But if I’m being honest, I have become distracted from the ineffable. I externalized my peace of mind and happiness into the material with the Bernie campaign, wishing for improvements that might never come. I’m probably not alone. But with getting older, reading closely the arc of history and progressive movements. Sometimes the shoe never drops. I could live out the rest of my days with the anticipation of the sudden collapse of the global financial capitalist system that never comes. Tarence wasn’t suggesting religion to move away from fighting those necessary battles; racial injustice, the climate emergency, the neo-fascists. He was giving us a bigger anchor to hold on to.

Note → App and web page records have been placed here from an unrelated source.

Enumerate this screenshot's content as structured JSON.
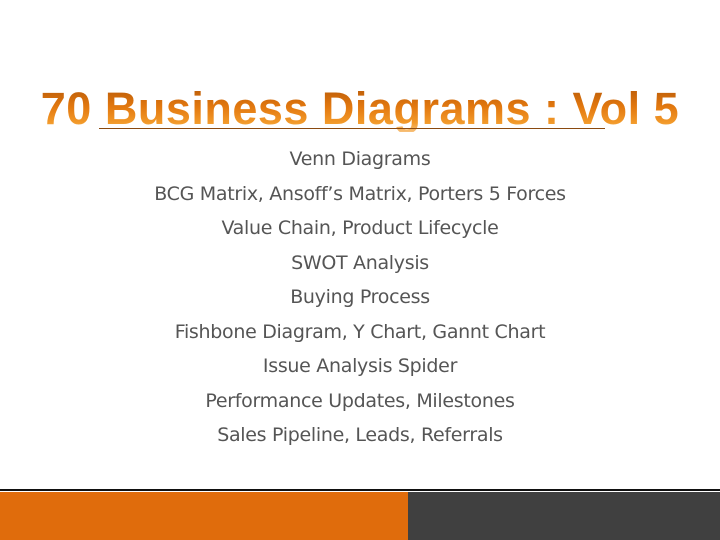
{
  "slide": {
    "title": "70 Business Diagrams : Vol 5",
    "topics": [
      "Venn Diagrams",
      "BCG Matrix, Ansoff’s Matrix, Porters 5 Forces",
      "Value Chain, Product Lifecycle",
      "SWOT Analysis",
      "Buying Process",
      "Fishbone Diagram, Y Chart, Gannt Chart",
      "Issue Analysis Spider",
      "Performance Updates, Milestones",
      "Sales Pipeline, Leads, Referrals"
    ]
  },
  "colors": {
    "accent_orange": "#e06c0c",
    "footer_dark": "#404040",
    "body_text": "#555555"
  }
}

I look to the Qur’an and Islam as one might look to Jesus and Christianity to steady myself and see the long game. To read the allegories of the prophets and the pronouncements for me is to gain a larger, more cosmic perspective of things. In the end, Justice will be served. It is up to us and in the same way, not up to us.

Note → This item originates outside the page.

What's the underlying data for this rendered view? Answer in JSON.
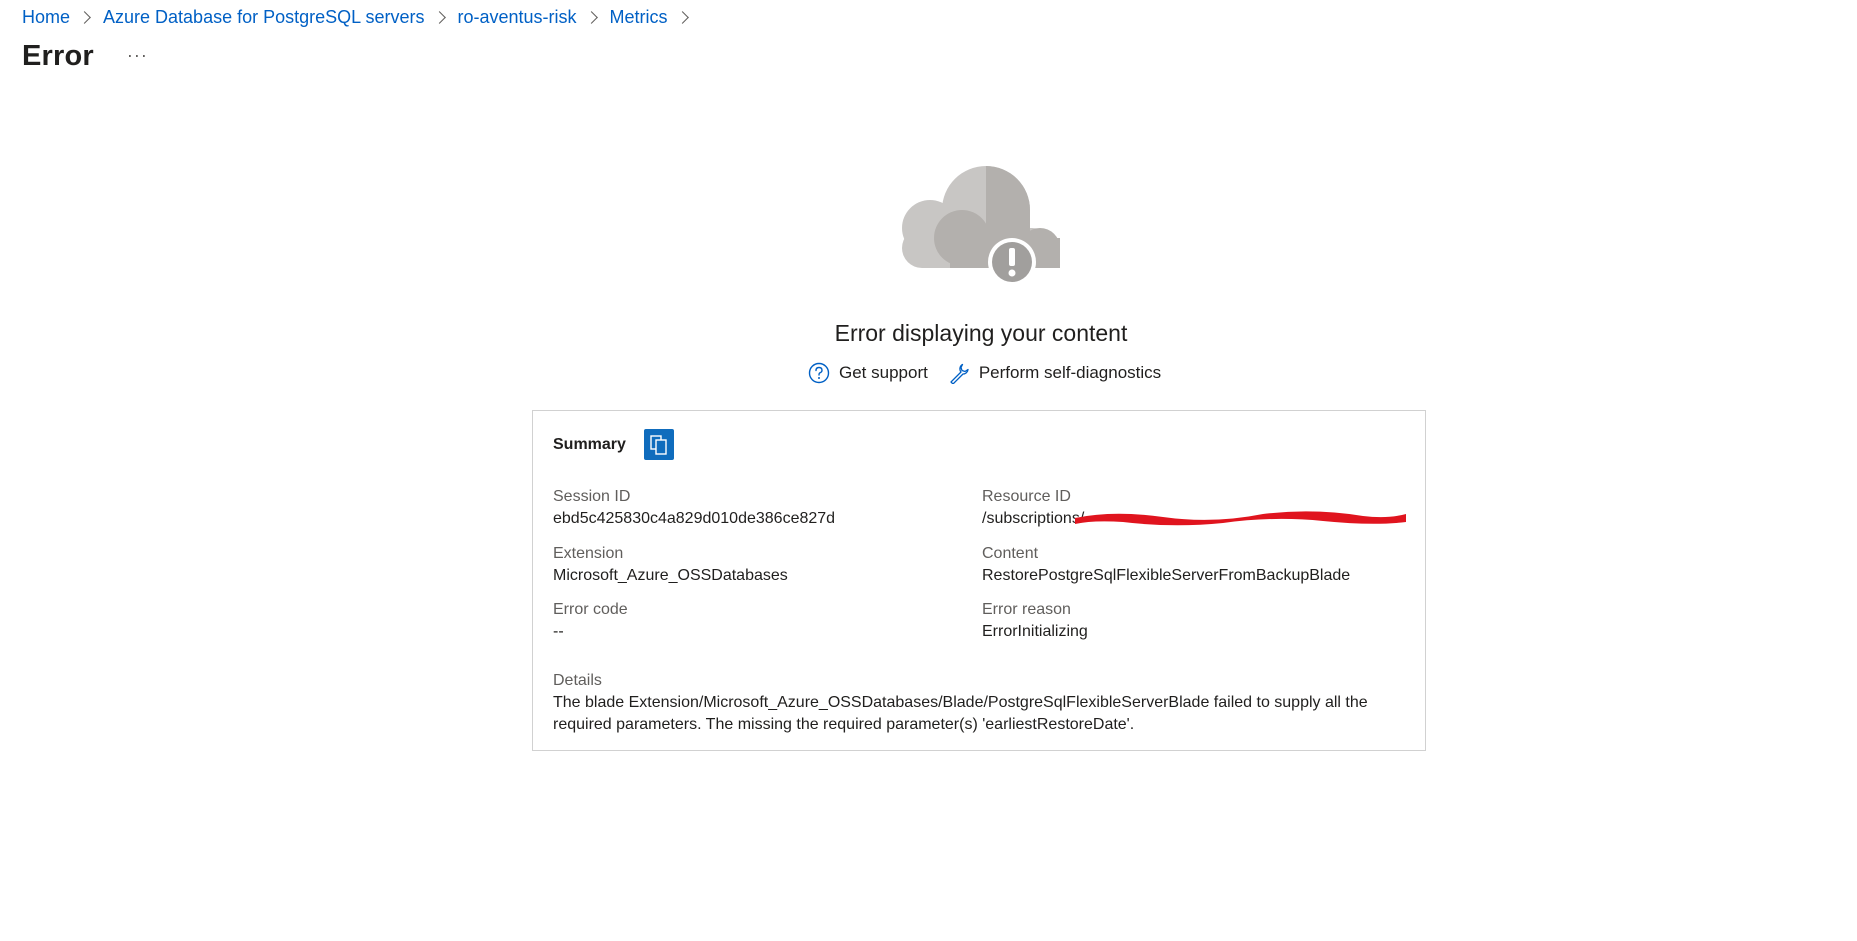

After I finished the dishes, I picked up my copy of Shahab Ahmed’s What is Islam? It was a field-changing book for Islamic Studies. I’m still in the introduction but in it, he picks apart the the conception of what is Islamic. Are wine-cups from the caliphs with Arabic inscriptions on them considered Islamic? Why do we consider the juridical perspectives of the great imams more Islamic than the philosophic-religion like Ibn Sina or Ibn ‘Arabi?

But it wasn’t necessarily the contents of the book that comforted me that night. It was the convergence of hearing someone remind us of the importance of a larger spiritual worldview to strengthen ourselves for the important materialist fight for earthly progress and an important scholar exploring what it really means to be Muslim, using examples of practices and people who are occasionally considered heterodox (outside of the fold of Islam) that lifted me.

It’s a silly example that can only make sense to me, with all the things rattling around in my head. But I’m sure there are others who have similar experiences of different stimuli that converge at the exact right moment they need them to produce a personal mini-breakthrough. I needed that this particular night.

My own e-crisis will remain, I’m sure. I can’t turn it off and dive so fully into my own surroundings and hobbies that I forget about what goes on outside my family, my tribe, my spiritual community, or country. But reframing my thinking and using a “larger anchor” that I had momentarily forgotten have gifted me more acceptance for what might come. And for that I am grateful.